    The valorization of cellulose rich textile waste is promoted by the development of a novel solid-state NMR method for the quantification of cellulose and polyester in textile blends. We applied C-13 CP-MAS NMR as a tool for the quantification and structural characterization of cellulose in cotton polyester blends. Gaussian functions were used to integrate the spectra obtained from a set of calibration standards in order to calculate a sigmoidal calibration curve. Acid hydrolysis was chosen as a reference method. The results demonstrated that solid-state NMR enables a reliable determination of cellulose and polyester in both preconsumer and postconsumer waste textiles and suggests a possible extension of the concept to blends of man-made cellulose fibers (MMCFs) and polyester.
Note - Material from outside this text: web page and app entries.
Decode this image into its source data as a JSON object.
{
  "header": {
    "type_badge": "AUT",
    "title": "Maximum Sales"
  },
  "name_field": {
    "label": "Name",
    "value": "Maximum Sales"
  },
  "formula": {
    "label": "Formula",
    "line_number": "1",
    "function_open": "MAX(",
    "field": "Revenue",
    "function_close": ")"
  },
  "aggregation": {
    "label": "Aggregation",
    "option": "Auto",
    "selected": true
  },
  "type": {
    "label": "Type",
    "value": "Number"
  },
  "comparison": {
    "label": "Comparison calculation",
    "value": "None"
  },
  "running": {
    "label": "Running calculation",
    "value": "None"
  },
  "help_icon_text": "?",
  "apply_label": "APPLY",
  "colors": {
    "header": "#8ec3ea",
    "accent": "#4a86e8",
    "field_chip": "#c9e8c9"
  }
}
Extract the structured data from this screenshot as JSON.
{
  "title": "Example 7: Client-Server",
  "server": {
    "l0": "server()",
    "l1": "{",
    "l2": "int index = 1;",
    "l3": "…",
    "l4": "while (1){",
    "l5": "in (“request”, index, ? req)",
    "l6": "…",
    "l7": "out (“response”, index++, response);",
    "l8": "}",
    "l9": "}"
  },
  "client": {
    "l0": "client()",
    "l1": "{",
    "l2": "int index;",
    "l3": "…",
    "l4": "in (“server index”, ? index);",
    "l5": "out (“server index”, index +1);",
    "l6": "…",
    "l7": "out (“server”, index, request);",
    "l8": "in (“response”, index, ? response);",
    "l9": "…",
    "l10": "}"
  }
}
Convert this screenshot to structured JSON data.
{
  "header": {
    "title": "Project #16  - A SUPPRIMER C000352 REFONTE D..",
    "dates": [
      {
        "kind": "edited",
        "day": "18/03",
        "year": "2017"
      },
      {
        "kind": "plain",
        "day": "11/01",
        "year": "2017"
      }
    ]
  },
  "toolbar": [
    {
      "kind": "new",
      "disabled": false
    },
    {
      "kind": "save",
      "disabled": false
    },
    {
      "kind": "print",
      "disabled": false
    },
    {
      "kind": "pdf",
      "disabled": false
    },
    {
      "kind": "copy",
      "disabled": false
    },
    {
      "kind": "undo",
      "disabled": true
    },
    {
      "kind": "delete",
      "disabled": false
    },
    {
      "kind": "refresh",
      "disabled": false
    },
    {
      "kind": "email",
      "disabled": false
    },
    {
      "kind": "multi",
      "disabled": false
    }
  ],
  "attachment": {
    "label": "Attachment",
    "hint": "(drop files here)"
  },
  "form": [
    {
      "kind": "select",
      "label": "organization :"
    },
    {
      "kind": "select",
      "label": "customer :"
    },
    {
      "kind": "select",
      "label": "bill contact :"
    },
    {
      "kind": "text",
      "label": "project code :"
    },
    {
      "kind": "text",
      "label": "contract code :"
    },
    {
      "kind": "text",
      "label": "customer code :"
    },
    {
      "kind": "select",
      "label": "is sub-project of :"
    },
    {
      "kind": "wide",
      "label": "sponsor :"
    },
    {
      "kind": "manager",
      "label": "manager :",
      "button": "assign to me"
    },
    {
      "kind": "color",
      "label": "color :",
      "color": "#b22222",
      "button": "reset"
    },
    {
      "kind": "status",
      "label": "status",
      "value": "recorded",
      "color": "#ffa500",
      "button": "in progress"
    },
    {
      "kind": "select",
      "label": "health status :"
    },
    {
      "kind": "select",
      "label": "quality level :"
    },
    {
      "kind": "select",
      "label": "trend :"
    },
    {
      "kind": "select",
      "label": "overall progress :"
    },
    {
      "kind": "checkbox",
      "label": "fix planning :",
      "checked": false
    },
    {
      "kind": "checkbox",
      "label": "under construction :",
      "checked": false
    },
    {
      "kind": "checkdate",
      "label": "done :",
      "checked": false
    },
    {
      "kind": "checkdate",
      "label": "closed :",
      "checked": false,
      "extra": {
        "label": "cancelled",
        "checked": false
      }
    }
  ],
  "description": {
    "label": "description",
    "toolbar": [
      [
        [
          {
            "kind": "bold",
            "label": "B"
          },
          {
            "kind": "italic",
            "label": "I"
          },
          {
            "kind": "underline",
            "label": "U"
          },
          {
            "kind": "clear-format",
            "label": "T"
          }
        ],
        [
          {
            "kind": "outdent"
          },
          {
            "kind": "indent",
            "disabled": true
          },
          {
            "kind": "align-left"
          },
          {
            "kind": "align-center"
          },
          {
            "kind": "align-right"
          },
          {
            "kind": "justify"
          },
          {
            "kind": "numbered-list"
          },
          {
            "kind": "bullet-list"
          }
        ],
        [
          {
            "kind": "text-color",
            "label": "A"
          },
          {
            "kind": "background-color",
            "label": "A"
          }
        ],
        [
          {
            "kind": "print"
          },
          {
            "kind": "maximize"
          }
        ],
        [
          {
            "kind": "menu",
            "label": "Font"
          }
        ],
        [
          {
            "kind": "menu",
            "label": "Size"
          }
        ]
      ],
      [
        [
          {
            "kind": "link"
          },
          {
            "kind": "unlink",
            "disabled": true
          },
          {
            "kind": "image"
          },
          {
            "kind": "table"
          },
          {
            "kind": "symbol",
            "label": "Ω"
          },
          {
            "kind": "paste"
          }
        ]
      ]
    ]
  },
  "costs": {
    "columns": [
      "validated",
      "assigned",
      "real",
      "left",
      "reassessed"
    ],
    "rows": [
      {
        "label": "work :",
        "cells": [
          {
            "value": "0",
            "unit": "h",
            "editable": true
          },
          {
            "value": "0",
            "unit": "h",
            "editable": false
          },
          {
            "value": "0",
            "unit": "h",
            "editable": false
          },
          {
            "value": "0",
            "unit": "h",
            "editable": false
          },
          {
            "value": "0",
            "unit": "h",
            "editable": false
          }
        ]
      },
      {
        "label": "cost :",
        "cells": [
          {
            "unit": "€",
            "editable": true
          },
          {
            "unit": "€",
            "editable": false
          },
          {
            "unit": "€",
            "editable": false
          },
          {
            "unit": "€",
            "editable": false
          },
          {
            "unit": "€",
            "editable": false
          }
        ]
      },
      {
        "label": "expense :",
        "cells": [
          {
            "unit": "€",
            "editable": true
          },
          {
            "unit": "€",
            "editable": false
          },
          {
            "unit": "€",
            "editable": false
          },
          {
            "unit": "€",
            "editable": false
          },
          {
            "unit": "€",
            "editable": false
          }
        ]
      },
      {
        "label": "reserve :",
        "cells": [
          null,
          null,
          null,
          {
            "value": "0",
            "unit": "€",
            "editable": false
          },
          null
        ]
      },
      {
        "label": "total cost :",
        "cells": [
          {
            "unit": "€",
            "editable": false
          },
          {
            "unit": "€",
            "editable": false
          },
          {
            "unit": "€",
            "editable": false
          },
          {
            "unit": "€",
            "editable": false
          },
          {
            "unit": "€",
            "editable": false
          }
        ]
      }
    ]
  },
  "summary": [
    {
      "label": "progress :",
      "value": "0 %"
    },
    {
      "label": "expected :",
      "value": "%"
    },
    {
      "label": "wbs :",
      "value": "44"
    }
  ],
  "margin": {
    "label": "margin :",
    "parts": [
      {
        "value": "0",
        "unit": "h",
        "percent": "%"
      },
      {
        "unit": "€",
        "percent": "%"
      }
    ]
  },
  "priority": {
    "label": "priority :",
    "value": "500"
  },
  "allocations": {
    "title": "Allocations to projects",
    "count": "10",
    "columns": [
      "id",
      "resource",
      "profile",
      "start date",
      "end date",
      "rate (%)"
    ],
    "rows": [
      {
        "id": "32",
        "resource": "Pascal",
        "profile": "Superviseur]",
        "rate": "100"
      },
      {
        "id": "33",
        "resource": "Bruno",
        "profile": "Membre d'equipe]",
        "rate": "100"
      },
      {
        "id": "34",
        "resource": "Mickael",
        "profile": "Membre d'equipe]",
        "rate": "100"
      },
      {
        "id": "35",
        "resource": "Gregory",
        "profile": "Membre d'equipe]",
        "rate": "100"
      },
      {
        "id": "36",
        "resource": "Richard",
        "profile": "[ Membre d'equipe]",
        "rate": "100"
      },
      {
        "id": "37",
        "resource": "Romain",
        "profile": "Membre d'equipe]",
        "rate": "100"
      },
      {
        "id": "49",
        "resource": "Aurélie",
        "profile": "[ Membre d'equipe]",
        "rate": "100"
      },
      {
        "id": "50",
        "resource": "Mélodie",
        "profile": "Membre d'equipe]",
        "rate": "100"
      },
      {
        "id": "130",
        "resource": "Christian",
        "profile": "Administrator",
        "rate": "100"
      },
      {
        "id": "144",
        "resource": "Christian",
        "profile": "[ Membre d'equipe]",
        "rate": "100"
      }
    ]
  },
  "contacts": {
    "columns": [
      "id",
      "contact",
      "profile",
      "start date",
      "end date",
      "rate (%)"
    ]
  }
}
  • Sokolowska, Ewa; Viitanen, Riikka; Misiewicz, Zuzanna; Mennesson, Marie; Saarnio, Suvi; Kulesskaya, Natalia; Kängsep, Sanna; Liljenback, Heidi; Marjamäki, Paivi; Autio, Anu; Callan, Saija-Anita; Nuutila, Pirjo; Roivainen, Anne; Partonen, Timo; Hovatta, Iiris (2021)
    Cryptochrome 2 (Cry2) is a core clock gene important for circadian regulation. It has also been associated with anxiety and depressive-like behaviors in mice, but the previous findings have been conflicting in terms of the direction of the effect. To begin to elucidate the molecular mechanisms of this association, we carried out behavioral testing, PET imaging, and gene expression analysis of Cry2(-/-) and Cry2(+/+) mice. Compared to Cry2(+/+) mice, we found that Cry2(-/-) mice spent less time immobile in the forced swim test, suggesting reduced despair-like behavior. Moreover, Cry2(-/-) mice had lower saccharin preference, indicative of increased anhedonia. In contrast, we observed no group differences in anxiety-like behavior. The behavioral changes were accompanied by lower metabolic activity of the ventro-medial hypothalamus, suprachiasmatic nuclei, ventral tegmental area, anterior and medial striatum, substantia nigra, and habenula after cold stress as measured by PET imaging with a glucose analog. Although the expression of many depression-associated and metabolic genes was upregulated or downregulated by cold stress, we observed no differences between Cry2(-/-) and Cry2(+/+) mice. These findings are consistent with other studies showing that Cry2 is required for normal emotional behavior. Our findings confirm previous roles of Cry2 in behavior and extend them by showing that the effects on behavior may be mediated by changes in brain metabolism.